Posted by Jonathan J. Miller -Monday, June 26, 2006, 5:41 AM
This past weekend, I happen to drive by a house that appeared to have a real estate brokerage sign in front of it. Not an unusual sight these days. However, it was the name that caught my attention: Teardowns.com.
The house appeared undersized for the neighborhood relative to its lot size, it was dated in appearance and did not appear architecturally significant. In otherwords, it looked like a teardown. After I saw the sign and took a double take, trying to imagine what the listing pitch would have sounded like.
Its a great house, Mr. & Mrs. Smith. I know you have raised your family here andhave owned the home for nearly 40 years – you’ve done a nice job with it. Thats why I think we can get more money for it if we tear it down…
When I read more about the Teardowns.com service, it sounded like a reduced commission, bulk sale sort of concept, directed to builders looking to buy properties for spec housing. The property owner gets to sell their property for a reduced commission, netting more at close. The property is not listed in the MLS and buyers pay no fees for access to the listings. A quick survey of the listings in my town (2) seemed to be priced on the high side, consistent with past experience with teardowns.

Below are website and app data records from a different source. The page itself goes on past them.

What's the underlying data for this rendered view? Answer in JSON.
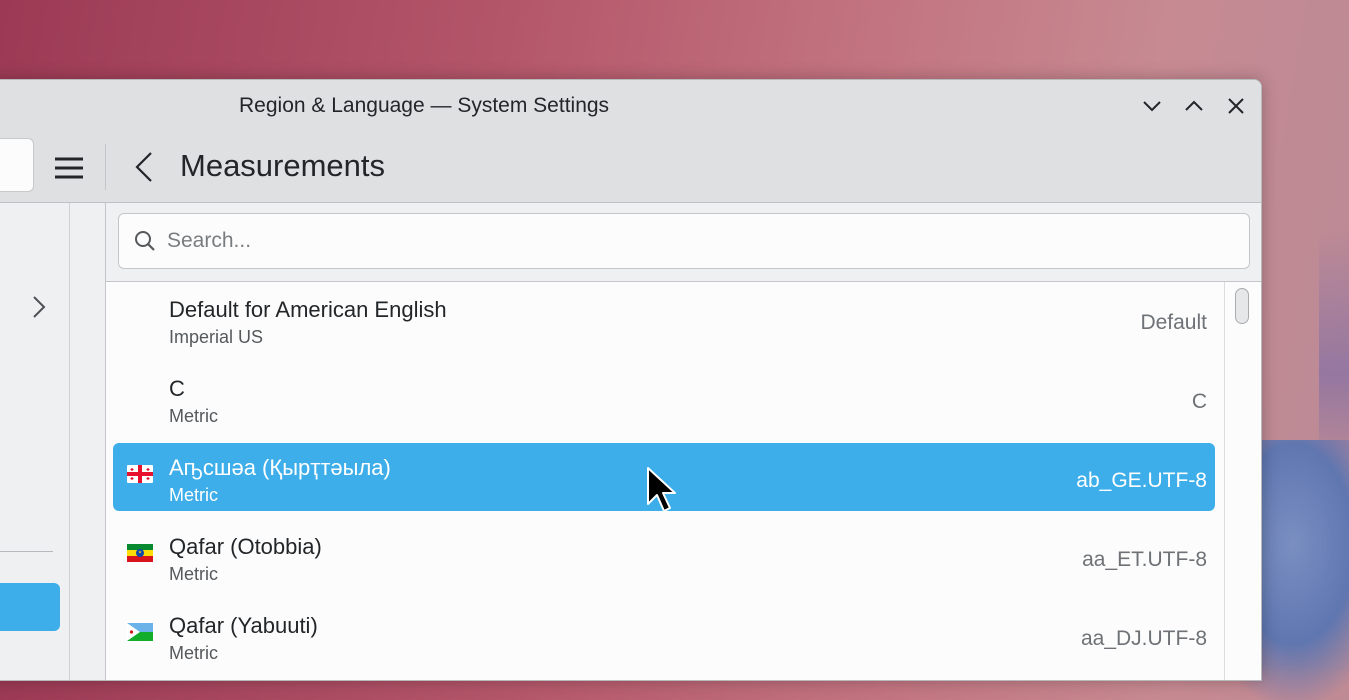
{
  "window": {
    "title": "Region & Language — System Settings"
  },
  "header": {
    "page_title": "Measurements"
  },
  "search": {
    "placeholder": "Search..."
  },
  "list": {
    "items": [
      {
        "name": "Default for American English",
        "sub": "Imperial US",
        "code": "Default",
        "flag": "none",
        "selected": false
      },
      {
        "name": "C",
        "sub": "Metric",
        "code": "C",
        "flag": "none",
        "selected": false
      },
      {
        "name": "Аҧсшәа (Қырҭтәыла)",
        "sub": "Metric",
        "code": "ab_GE.UTF-8",
        "flag": "georgia-flag",
        "selected": true
      },
      {
        "name": "Qafar (Otobbia)",
        "sub": "Metric",
        "code": "aa_ET.UTF-8",
        "flag": "ethiopia-flag",
        "selected": false
      },
      {
        "name": "Qafar (Yabuuti)",
        "sub": "Metric",
        "code": "aa_DJ.UTF-8",
        "flag": "djibouti-flag",
        "selected": false
      }
    ]
  },
  "colors": {
    "accent": "#3daee9",
    "window_bg": "#eff0f1",
    "header_bg": "#dee0e2"
  }
}
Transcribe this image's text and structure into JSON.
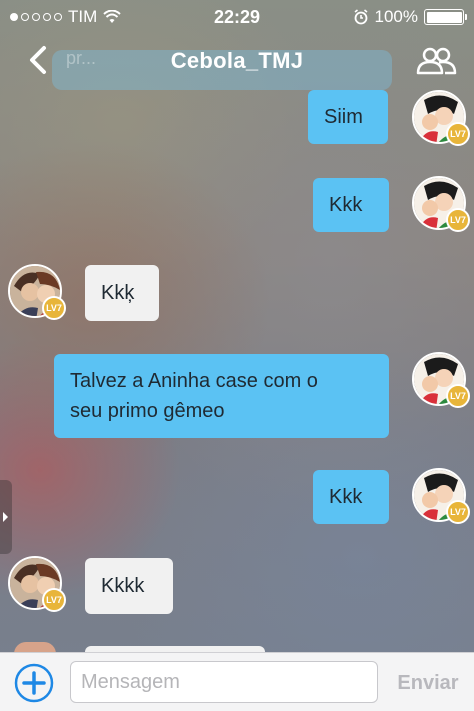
{
  "status_bar": {
    "carrier": "TIM",
    "time": "22:29",
    "battery": "100%",
    "signal_bars_filled": 1,
    "signal_bars_total": 5
  },
  "header": {
    "title": "Cebola_TMJ",
    "back_icon": "chevron-left-icon",
    "members_icon": "group-icon"
  },
  "ghost_text": "pr...",
  "messages": [
    {
      "direction": "out",
      "text": "Siim",
      "level": "LV7"
    },
    {
      "direction": "out",
      "text": "Kkk",
      "level": "LV7"
    },
    {
      "direction": "in",
      "text": "Kkķ",
      "level": "LV7"
    },
    {
      "direction": "out",
      "text_line1": "Talvez a Aninha case com o",
      "text_line2": "seu primo gêmeo",
      "level": "LV7"
    },
    {
      "direction": "out",
      "text": "Kkk",
      "level": "LV7"
    },
    {
      "direction": "in",
      "text": "Kkkk",
      "level": "LV7"
    }
  ],
  "composer": {
    "placeholder": "Mensagem",
    "send_label": "Enviar",
    "add_icon": "plus-circle-icon"
  },
  "colors": {
    "outgoing_bubble": "#5bc2f3",
    "incoming_bubble": "#f1f1f1",
    "accent": "#1e88e5",
    "level_badge": "#e8b53a"
  }
}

When I was looking for a new home a few years ago, I found that if we stayed in the same price range but went after a property with more land or more square footage but needed a lot of work, we were competing with builders who would nearly always pay more than what individuals where willing to pay. That was because the resulting teardown-to-McMansion would net out a greater profit and they were desparate for properties to develop. Buyers like me couldn’t justify the 10% to 20% premium.
Today, with the general oversupply of speculative housing, aka McMansions, this marketing concept appears to be short-sighted. Its segmented exposure primarily to builders would likely limit the pricing to be achieved.
Teardowns.com seems to be yet another niche service created by the housing boom that might now be torn down.